IT innovation is disrupting industries across the board, and in no space is this more apparent than software integration. There has been little to no innovation in integration software for the past 15 years, as most integration platforms have been designed to be used by engineers using developer tools. However, those days are over.
Business environments are dynamic and need to be flexible enough to create connections with other companies at a moment’s notice, but Corporate IT has larger technology issues on their plates. In fact, the deluge of integration requests is so continuous, that if IT were handle each request, they would have no time left to handle any other, higher order issues.
One particular area companies struggle with is the onboarding of new partners and customers. A tremendous amount of legwork and time is required by IT to set up connections and secure data mapping, however IT doesn’t have the bandwidth to make integration requests a priority. The entire onboarding process can take from six weeks up to four months, resulting in lost revenue.
Upending this traditional approach to integration is a trend known as citizen integration, which basically entails business users performing tasks like onboarding and data mapping themselves. This approach to integration holds the promise of major benefits for organizations. If business users can create B2B data connections in minutes, the entire onboarding process is cut by several weeks, resulting in more revenue, faster.
However, in order to empower business users to perform integration tasks, IT must innovate. The traditional, systematic approach to integration isn’t flexible enough to accommodate business users, and so a more adaptive method should be implemented. While it’s critical that IT retains visibility into data connections being made, it’s equally as critical that IT adapts to the fast-paced nature of business.
In fact, here at Adeptia we recently conducted a survey around critical success factors for IT in 2015 and found that 75 percent of the IT organizations surveyed reported that they would save $11 to $20 thousand per month if IT innovated their current practices to shorten the time it takes to create B2B integrations to days instead of weeks or months.

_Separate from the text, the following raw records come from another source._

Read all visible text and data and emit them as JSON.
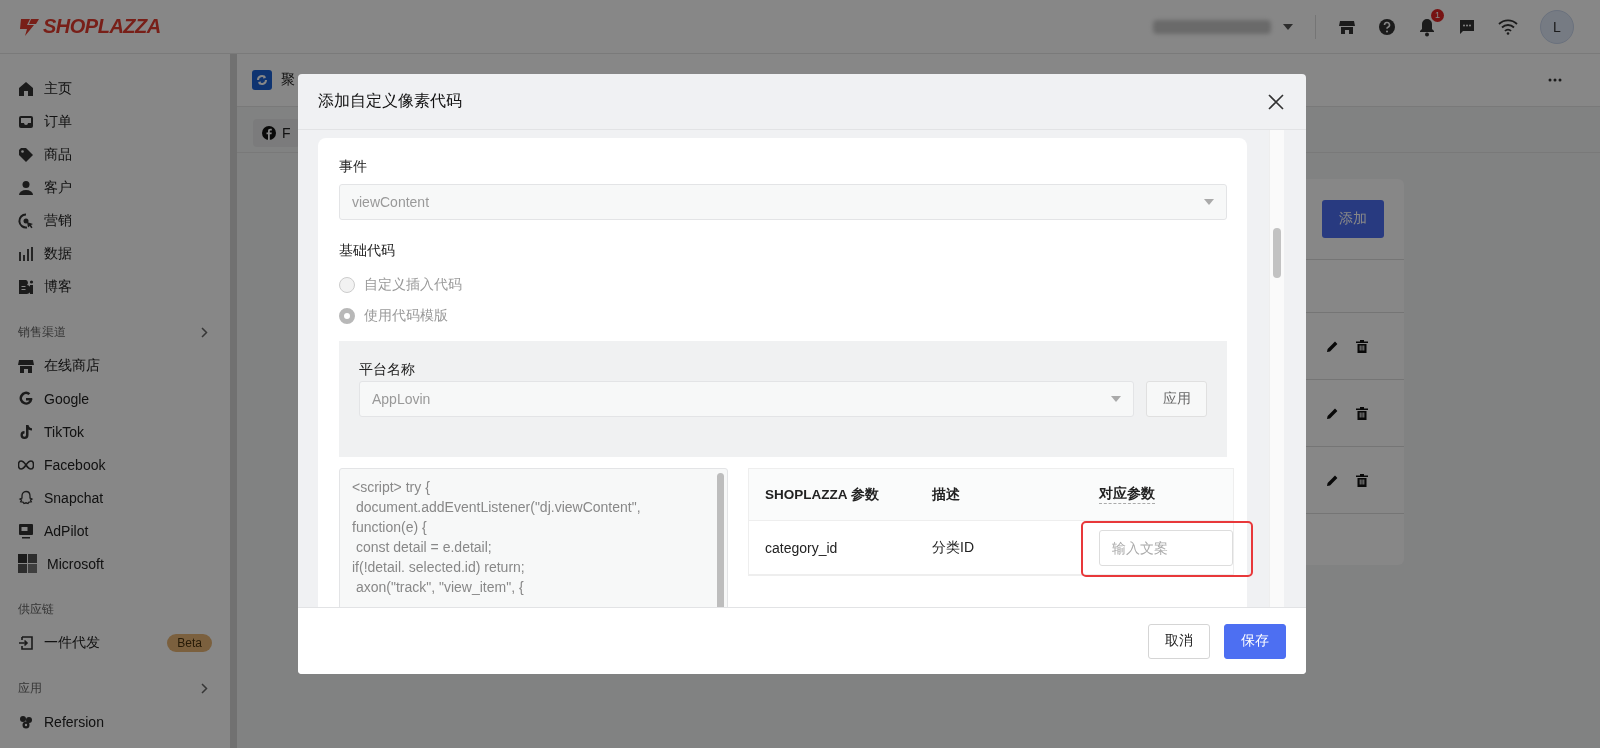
{
  "brand": {
    "logo_text": "SHOPLAZZA"
  },
  "topbar": {
    "notification_count": "1",
    "avatar_initial": "L"
  },
  "sidebar": {
    "sections": [
      {
        "items": [
          {
            "label": "主页"
          },
          {
            "label": "订单"
          },
          {
            "label": "商品"
          },
          {
            "label": "客户"
          },
          {
            "label": "营销"
          },
          {
            "label": "数据"
          },
          {
            "label": "博客"
          }
        ]
      },
      {
        "title": "销售渠道",
        "expandable": true,
        "items": [
          {
            "label": "在线商店"
          },
          {
            "label": "Google"
          },
          {
            "label": "TikTok"
          },
          {
            "label": "Facebook"
          },
          {
            "label": "Snapchat"
          },
          {
            "label": "AdPilot"
          },
          {
            "label": "Microsoft"
          }
        ]
      },
      {
        "title": "供应链",
        "expandable": false,
        "items": [
          {
            "label": "一件代发",
            "badge": "Beta"
          }
        ]
      },
      {
        "title": "应用",
        "expandable": true,
        "items": [
          {
            "label": "Refersion"
          }
        ]
      }
    ]
  },
  "page": {
    "header_title": "聚",
    "tab_label": "F",
    "add_button": "添加",
    "rows": [
      {
        "editable": true
      },
      {
        "editable": true
      },
      {
        "editable": true
      }
    ]
  },
  "modal": {
    "title": "添加自定义像素代码",
    "event": {
      "label": "事件",
      "value": "viewContent",
      "disabled": true
    },
    "base_code": {
      "label": "基础代码",
      "options": [
        {
          "label": "自定义插入代码",
          "selected": false,
          "disabled": true
        },
        {
          "label": "使用代码模版",
          "selected": true,
          "disabled": true
        }
      ]
    },
    "platform": {
      "label": "平台名称",
      "value": "AppLovin",
      "apply_button": "应用"
    },
    "code": "<script> try {\n document.addEventListener(\"dj.viewContent\",\nfunction(e) {\n const detail = e.detail;\nif(!detail. selected.id) return;\n axon(\"track\", \"view_item\", {",
    "param_table": {
      "columns": [
        "SHOPLAZZA 参数",
        "描述",
        "对应参数"
      ],
      "rows": [
        {
          "param": "category_id",
          "description": "分类ID",
          "placeholder": "输入文案",
          "highlighted": true
        }
      ]
    },
    "buttons": [
      {
        "label": "取消",
        "kind": "secondary"
      },
      {
        "label": "保存",
        "kind": "primary"
      }
    ]
  }
}
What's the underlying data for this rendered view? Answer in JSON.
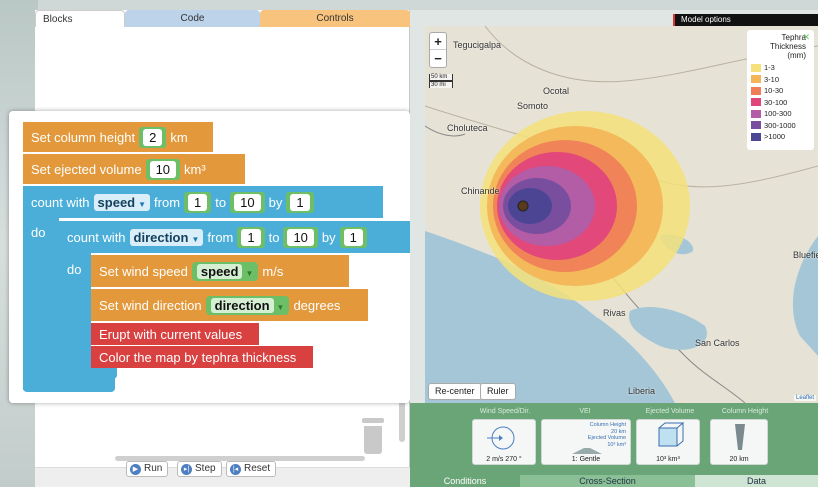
{
  "tabs": {
    "blocks": "Blocks",
    "code": "Code",
    "controls": "Controls"
  },
  "model_options": "Model options",
  "blocks": {
    "column_height": {
      "label": "Set column height",
      "value": "2",
      "unit": "km"
    },
    "ejected_volume": {
      "label": "Set ejected volume",
      "value": "10",
      "unit": "km³"
    },
    "outer_loop": {
      "count_with": "count with",
      "var": "speed",
      "from": "from",
      "from_val": "1",
      "to": "to",
      "to_val": "10",
      "by": "by",
      "by_val": "1",
      "do": "do"
    },
    "inner_loop": {
      "count_with": "count with",
      "var": "direction",
      "from": "from",
      "from_val": "1",
      "to": "to",
      "to_val": "10",
      "by": "by",
      "by_val": "1",
      "do": "do"
    },
    "wind_speed": {
      "label": "Set wind speed",
      "var": "speed",
      "unit": "m/s"
    },
    "wind_direction": {
      "label": "Set wind direction",
      "var": "direction",
      "unit": "degrees"
    },
    "erupt": "Erupt with current values",
    "color_map": "Color the map by tephra thickness"
  },
  "controls": {
    "run": "Run",
    "step": "Step",
    "reset": "Reset"
  },
  "map": {
    "zoom_in": "+",
    "zoom_out": "−",
    "scale_km": "50 km",
    "scale_mi": "30 mi",
    "places": [
      "Tegucigalpa",
      "Ocotal",
      "Somoto",
      "Choluteca",
      "Chinande",
      "Rivas",
      "San Carlos",
      "Liberia",
      "Bluefie"
    ],
    "legend_title": "Tephra Thickness (mm)",
    "legend": [
      {
        "label": "1-3",
        "color": "#f5e07a"
      },
      {
        "label": "3-10",
        "color": "#f3b557"
      },
      {
        "label": "10-30",
        "color": "#ef7d57"
      },
      {
        "label": "30-100",
        "color": "#e0457b"
      },
      {
        "label": "100-300",
        "color": "#b25da6"
      },
      {
        "label": "300-1000",
        "color": "#7a4e9e"
      },
      {
        "label": ">1000",
        "color": "#4b4594"
      }
    ],
    "recenter": "Re-center",
    "ruler": "Ruler",
    "leaflet": "Leaflet"
  },
  "conditions": {
    "wind": {
      "title": "Wind Speed/Dir.",
      "value": "2 m/s  270 °"
    },
    "vei": {
      "title": "VEI",
      "value": "1: Gentle",
      "col_height": "Column Height",
      "col_height_val": "20 km",
      "ej_vol": "Ejected Volume",
      "ej_vol_val": "10³ km³"
    },
    "ejected": {
      "title": "Ejected Volume",
      "value": "10³ km³"
    },
    "column": {
      "title": "Column Height",
      "value": "20 km"
    }
  },
  "bottom_tabs": {
    "conditions": "Conditions",
    "cross_section": "Cross-Section",
    "data": "Data"
  }
}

While the traditional approach to integration has held steady over the past 15 years, the time has come for IT to innovate in order to stay competitive.